I am not fond of the ads on blogs, but there are times, well, many times that I just ignore them and read around them. I don’t want to insult anyone on the subject, but I do prefer reading ad free blogs.
Last winter I was asked if I would read and review a book. After giving this some thought I said yes. I think I said yes for the reasons that the book is about history and clay.
I find both interesting but more interestingly for me is it does relate to places that I know and something I have some understanding about.
The book, Red Brick Black Mountain White Clay by Christopher Benfey, arrived just after Mark’s mother past away and on the day we were loading the kiln to fire.
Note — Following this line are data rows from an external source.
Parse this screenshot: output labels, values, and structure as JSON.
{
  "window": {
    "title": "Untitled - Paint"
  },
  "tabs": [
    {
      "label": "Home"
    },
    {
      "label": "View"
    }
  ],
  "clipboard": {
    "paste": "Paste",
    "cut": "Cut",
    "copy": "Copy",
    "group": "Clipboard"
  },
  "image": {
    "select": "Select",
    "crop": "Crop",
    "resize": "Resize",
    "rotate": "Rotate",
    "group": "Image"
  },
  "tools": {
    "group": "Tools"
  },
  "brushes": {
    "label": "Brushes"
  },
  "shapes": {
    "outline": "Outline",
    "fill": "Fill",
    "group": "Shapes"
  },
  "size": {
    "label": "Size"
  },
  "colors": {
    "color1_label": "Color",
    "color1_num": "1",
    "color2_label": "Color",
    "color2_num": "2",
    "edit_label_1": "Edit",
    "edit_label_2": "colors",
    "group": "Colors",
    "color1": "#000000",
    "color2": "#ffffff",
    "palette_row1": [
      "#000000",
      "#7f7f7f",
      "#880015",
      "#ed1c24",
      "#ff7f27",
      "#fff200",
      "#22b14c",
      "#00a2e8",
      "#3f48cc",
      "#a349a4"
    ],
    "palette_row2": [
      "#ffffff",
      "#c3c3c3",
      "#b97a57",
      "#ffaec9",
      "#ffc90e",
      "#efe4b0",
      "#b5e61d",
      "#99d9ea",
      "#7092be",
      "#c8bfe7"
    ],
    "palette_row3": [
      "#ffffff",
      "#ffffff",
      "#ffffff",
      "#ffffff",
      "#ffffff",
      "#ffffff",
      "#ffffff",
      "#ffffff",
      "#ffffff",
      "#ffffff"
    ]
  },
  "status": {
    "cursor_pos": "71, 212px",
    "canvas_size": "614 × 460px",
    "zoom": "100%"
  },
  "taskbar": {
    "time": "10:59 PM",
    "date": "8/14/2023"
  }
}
I really set the book aside in hopes that I could read through it very quickly.
Then the kiln was unloaded, we packed for a week off and things have a way of getting away from you.
I picked up the book last week and started the journey of the read.
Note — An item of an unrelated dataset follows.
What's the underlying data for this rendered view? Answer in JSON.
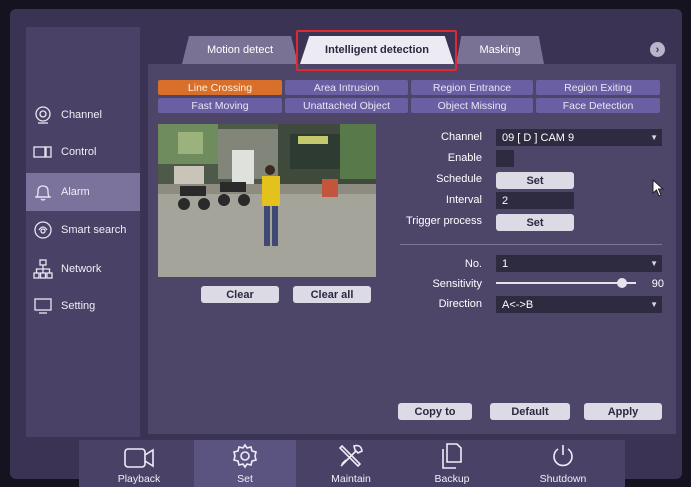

The first thing that struck me was that the written word in this book does not allow one to just skim through it. I really enjoyed how well written the pages are and felt at times that I was reading poetry rather than a family history.
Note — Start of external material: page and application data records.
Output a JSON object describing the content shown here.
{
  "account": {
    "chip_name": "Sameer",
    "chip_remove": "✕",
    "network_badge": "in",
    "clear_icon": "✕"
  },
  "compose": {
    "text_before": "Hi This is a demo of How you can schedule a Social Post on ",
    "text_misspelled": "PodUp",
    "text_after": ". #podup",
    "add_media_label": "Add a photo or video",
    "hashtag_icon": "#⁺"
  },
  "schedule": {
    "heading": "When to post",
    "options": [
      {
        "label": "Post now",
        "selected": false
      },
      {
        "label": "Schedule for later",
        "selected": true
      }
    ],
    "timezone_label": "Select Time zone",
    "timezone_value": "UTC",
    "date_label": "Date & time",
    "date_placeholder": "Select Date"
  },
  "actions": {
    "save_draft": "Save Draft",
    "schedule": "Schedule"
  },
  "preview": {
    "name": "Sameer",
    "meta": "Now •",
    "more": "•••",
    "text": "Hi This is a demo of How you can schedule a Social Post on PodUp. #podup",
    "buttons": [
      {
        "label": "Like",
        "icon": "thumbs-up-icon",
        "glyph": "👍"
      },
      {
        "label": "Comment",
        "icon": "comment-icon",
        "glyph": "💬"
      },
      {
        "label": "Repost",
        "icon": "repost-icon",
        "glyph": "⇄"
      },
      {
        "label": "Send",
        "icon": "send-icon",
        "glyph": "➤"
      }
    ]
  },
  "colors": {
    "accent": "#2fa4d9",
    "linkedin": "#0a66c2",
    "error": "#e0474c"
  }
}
There are passages in the book that made me want to underline them and go back and read them more than one time.
I really enjoyed the history of his early life as he wound back and forth from
to the family in Indiana .
His memories were so close to many I had as a child growing up in North Carolina .
I too traveled back to the red clay of the Piedmont of Virginia . I too have a history shared with family and
The place we parted was when I read his account of Jugtown.
I soon knew that his history about the area of Seagrove and Jugtown is different from mine.
I was more closely connected to the Cole and Auman families and their history was what I grew up on.
I loved reading about the area through his eyes, but was disappointed that he did not travel outside of the Jugtown history to the working potters of that day. There are some folks that would have you believe that the whole area was saved by the Busbees' from
but in my history, learned from listening to Dorothy Auman, the area had many
thriving pottery shops at the time the Busbees' arrived in the area. I certainly don’t discount their part in the
history of the Seagrove area but one should do more research when talking about
the pottery shops that surrounded the area of that time. Raleigh
I know that history is in the telling; in that who ever is telling it will be telling their history, in that their history might not include all the history of an area. I also understand that could possible be a whole book in its own right. He does make reference to a book written by Charles G Zugg
called , “Turners and Burners”, the Folk Potters of North Carolina. This is a
book I own and have referenced many times and does include the many families and generations of potters of the Seagrove area.
To move back to the book, I am enjoying reading this book and find that Christopher Benfey spins a good yarn in his recount and his reflections of family and clay.
I plan to finish reading this book and can recommend that you pick up a copy.